Content starts
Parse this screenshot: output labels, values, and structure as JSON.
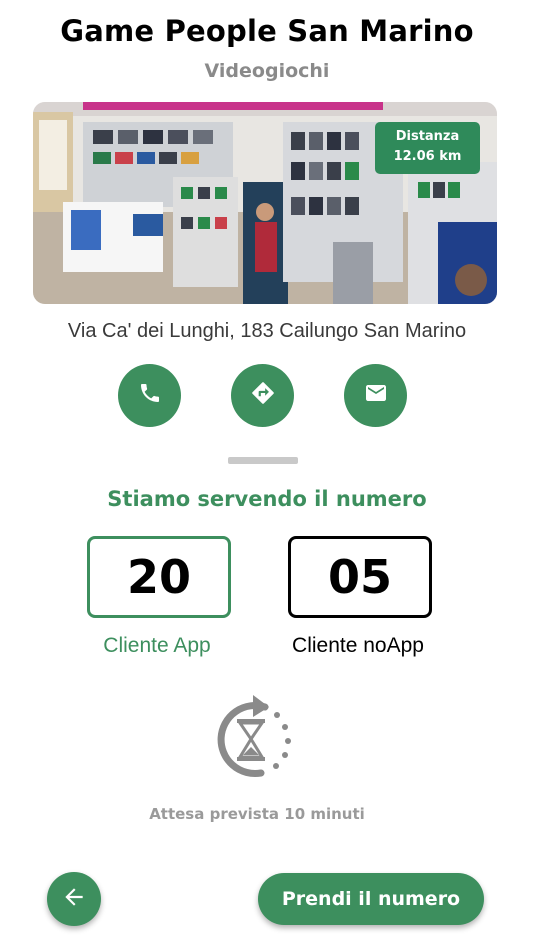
{
  "store": {
    "name": "Game People San Marino",
    "category": "Videogiochi",
    "distance_label": "Distanza",
    "distance_value": "12.06 km",
    "address": "Via Ca' dei Lunghi, 183 Cailungo San Marino"
  },
  "actions": {
    "call_icon": "phone-icon",
    "directions_icon": "directions-icon",
    "email_icon": "mail-icon"
  },
  "queue": {
    "heading": "Stiamo servendo il numero",
    "app_number": "20",
    "app_label": "Cliente App",
    "noapp_number": "05",
    "noapp_label": "Cliente noApp",
    "wait_text": "Attesa prevista 10 minuti"
  },
  "footer": {
    "back_icon": "arrow-left-icon",
    "take_number_label": "Prendi il numero"
  },
  "colors": {
    "accent": "#3d8f5e",
    "badge": "#2f8a5a",
    "muted": "#8a8a8a"
  }
}
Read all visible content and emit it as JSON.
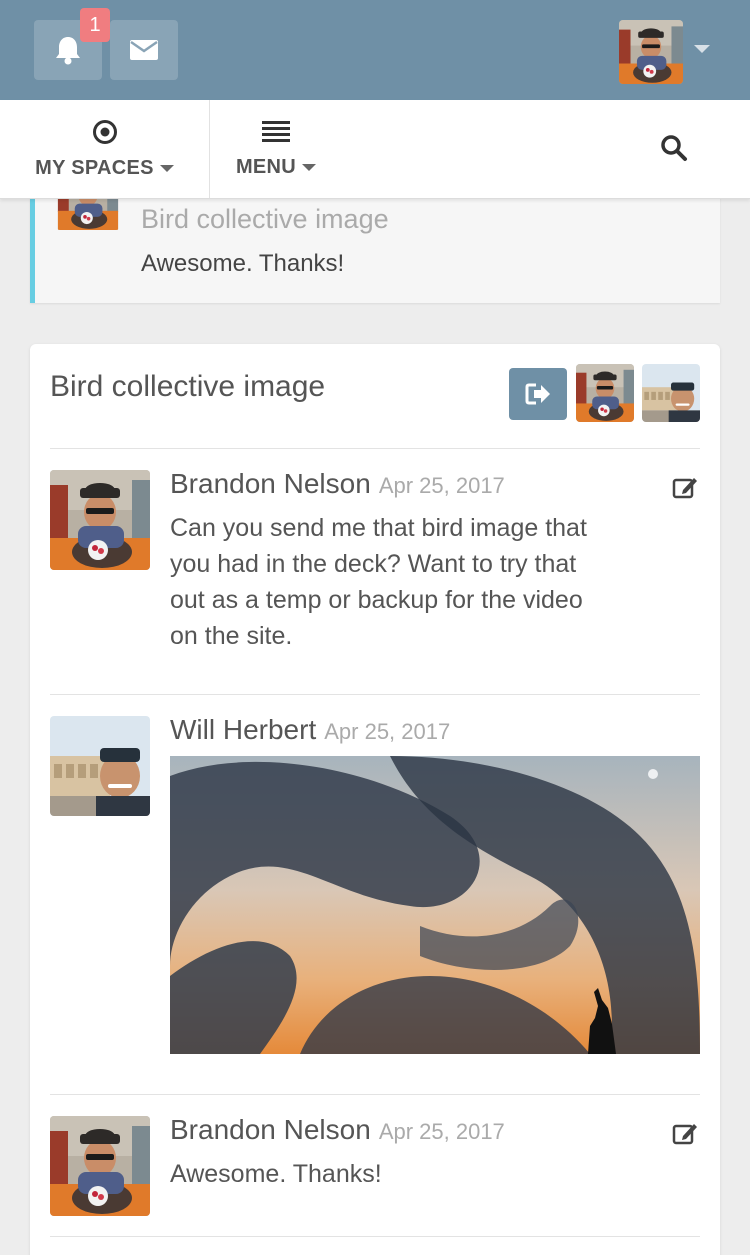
{
  "topbar": {
    "notifications_count": "1",
    "icons": [
      "bell-icon",
      "envelope-icon",
      "caret-down-icon"
    ],
    "color": "#6f90a6"
  },
  "nav": {
    "spaces_label": "MY SPACES",
    "menu_label": "MENU",
    "icons": [
      "target-icon",
      "list-icon",
      "search-icon"
    ]
  },
  "preview": {
    "title": "Bird collective image",
    "text": "Awesome. Thanks!",
    "accent": "#67cde2"
  },
  "thread": {
    "title": "Bird collective image",
    "messages": [
      {
        "author": "Brandon Nelson",
        "date": "Apr 25, 2017",
        "lines": [
          "Can you send me that bird image that",
          "you had in the deck? Want to try that",
          "out as a temp or backup for the video",
          "on the site."
        ]
      },
      {
        "author": "Will Herbert",
        "date": "Apr 25, 2017"
      },
      {
        "author": "Brandon Nelson",
        "date": "Apr 25, 2017",
        "text": "Awesome. Thanks!"
      }
    ]
  }
}
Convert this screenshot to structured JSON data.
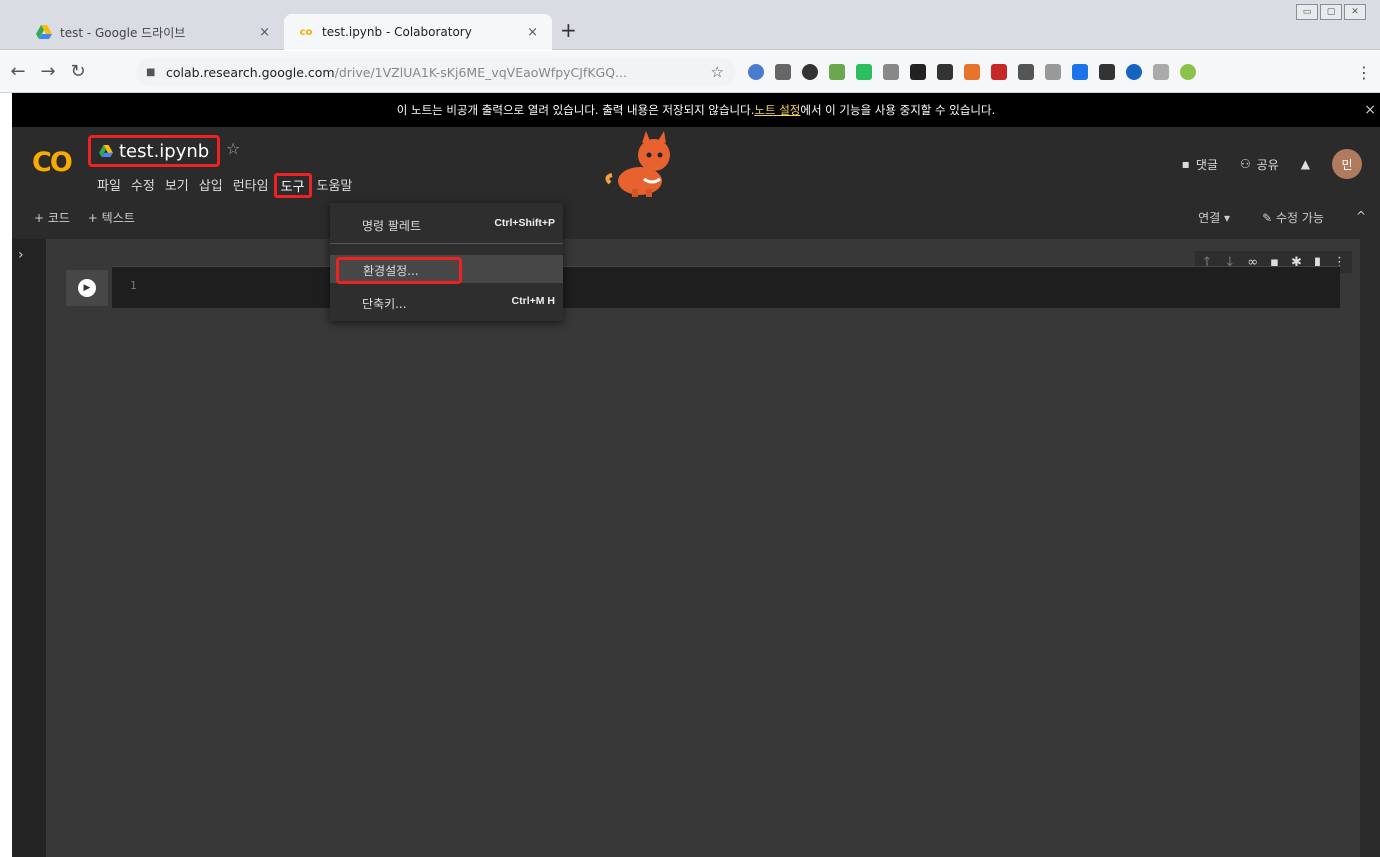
{
  "browser": {
    "tabs": [
      {
        "title": "test - Google 드라이브",
        "icon": "google-drive-icon",
        "close": "×",
        "active": false
      },
      {
        "title": "test.ipynb - Colaboratory",
        "icon": "colab-icon",
        "close": "×",
        "active": true
      }
    ],
    "new_tab": "+",
    "window_controls": [
      "▭",
      "▢",
      "✕"
    ],
    "url_host": "colab.research.google.com",
    "url_path": "/drive/1VZlUA1K-sKj6ME_vqVEaoWfpyCJfKGQ...",
    "star": "☆",
    "menu": "⋮"
  },
  "banner": {
    "text_before": "이 노트는 비공개 출력으로 열려 있습니다. 출력 내용은 저장되지 않습니다. ",
    "link": "노트 설정",
    "text_after": "에서 이 기능을 사용 중지할 수 있습니다.",
    "close": "×"
  },
  "colab": {
    "logo": "CO",
    "notebook_title": "test.ipynb",
    "star": "☆",
    "menu": [
      "파일",
      "수정",
      "보기",
      "삽입",
      "런타임",
      "도구",
      "도움말"
    ],
    "highlighted_menu": "도구",
    "header_right": {
      "comment_label": "댓글",
      "share_label": "공유",
      "avatar": "민"
    },
    "add_code": "+ 코드",
    "add_text": "+ 텍스트",
    "connect": "연결 ▾",
    "editing": "수정 가능",
    "collapse": "^"
  },
  "cell": {
    "line_number": "1"
  },
  "tools_dropdown": {
    "items": [
      {
        "label": "명령 팔레트",
        "shortcut": "Ctrl+Shift+P"
      },
      {
        "label": "환경설정...",
        "shortcut": "",
        "selected": true
      },
      {
        "label": "단축키...",
        "shortcut": "Ctrl+M H"
      }
    ]
  },
  "colors": {
    "accent": "#f9ab00",
    "highlight": "#e22222",
    "background": "#383838"
  }
}
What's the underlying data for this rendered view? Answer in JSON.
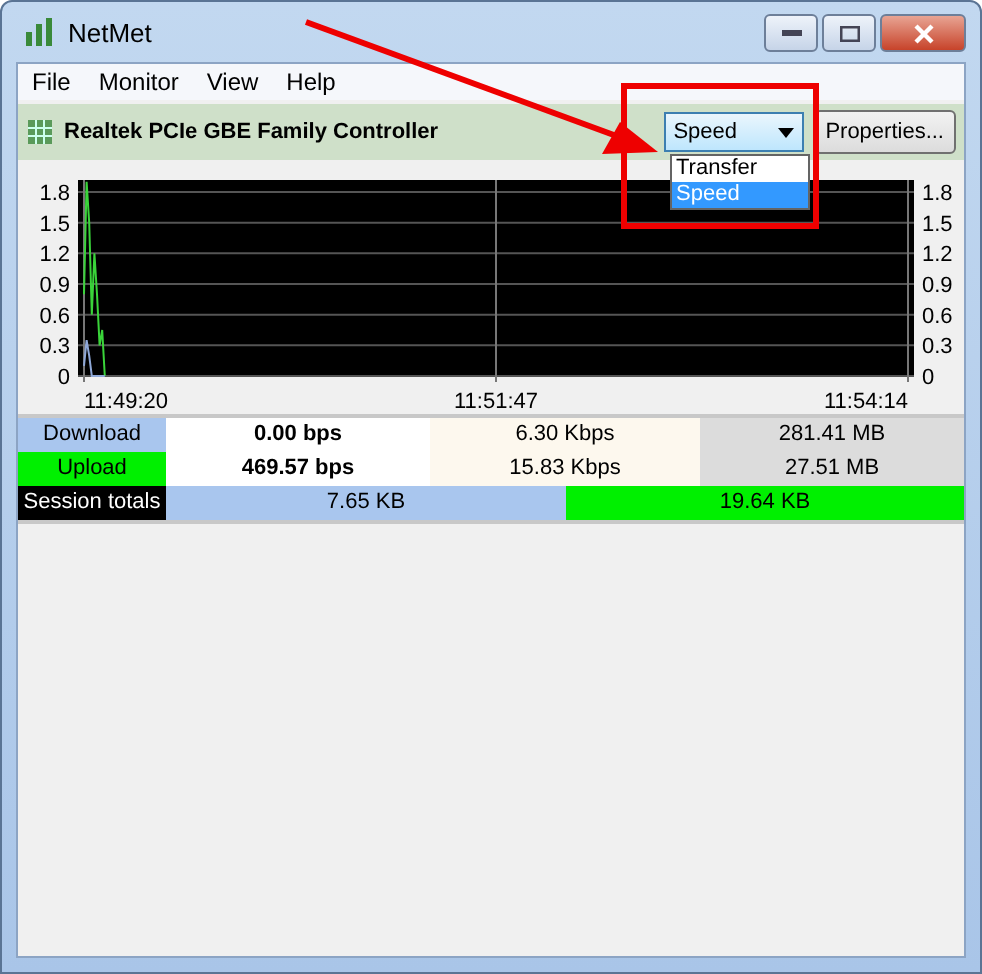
{
  "window": {
    "title": "NetMet"
  },
  "menu": [
    "File",
    "Monitor",
    "View",
    "Help"
  ],
  "toolbar": {
    "adapter": "Realtek PCIe GBE Family Controller",
    "mode": "Speed",
    "mode_options": [
      {
        "label": "Transfer",
        "selected": false
      },
      {
        "label": "Speed",
        "selected": true
      }
    ],
    "properties_button": "Properties..."
  },
  "graph": {
    "left_labels": [
      "1.8",
      "1.5",
      "1.2",
      "0.9",
      "0.6",
      "0.3",
      "0"
    ],
    "right_labels": [
      "1.8",
      "1.5",
      "1.2",
      "0.9",
      "0.6",
      "0.3",
      "0"
    ],
    "time_labels": [
      "11:49:20",
      "11:51:47",
      "11:54:14"
    ]
  },
  "stats": [
    {
      "label": "Download",
      "color": "#a9c6ee",
      "current": "0.00 bps",
      "average": "6.30 Kbps",
      "total": "281.41 MB"
    },
    {
      "label": "Upload",
      "color": "#00f000",
      "current": "469.57 bps",
      "average": "15.83 Kbps",
      "total": "27.51 MB"
    }
  ],
  "session": {
    "label": "Session totals",
    "download": "7.65 KB",
    "upload": "19.64 KB"
  }
}
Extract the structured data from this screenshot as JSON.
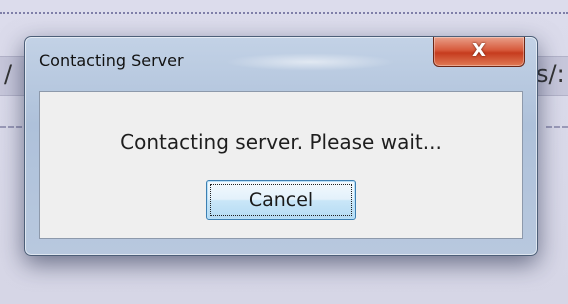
{
  "background": {
    "left_fragment": "/",
    "right_fragment": "s/:"
  },
  "dialog": {
    "title": "Contacting Server",
    "close_label": "X",
    "message": "Contacting server. Please wait...",
    "cancel_label": "Cancel"
  },
  "colors": {
    "close_button": "#d75a3c",
    "cancel_button_border": "#3c7fb1",
    "dialog_frame": "#aec1da",
    "content_background": "#efefef"
  },
  "icons": {
    "close": "close-icon"
  }
}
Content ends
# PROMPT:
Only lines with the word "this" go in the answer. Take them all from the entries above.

# EXERCISE SOLUTION:
Parse this screenshot: output labels, values, and structure as JSON.
Convert this screenshot to structured JSON data.
What's the underlying data for this rendered view? Answer in JSON.
Extract the structured data from this screenshot as JSON.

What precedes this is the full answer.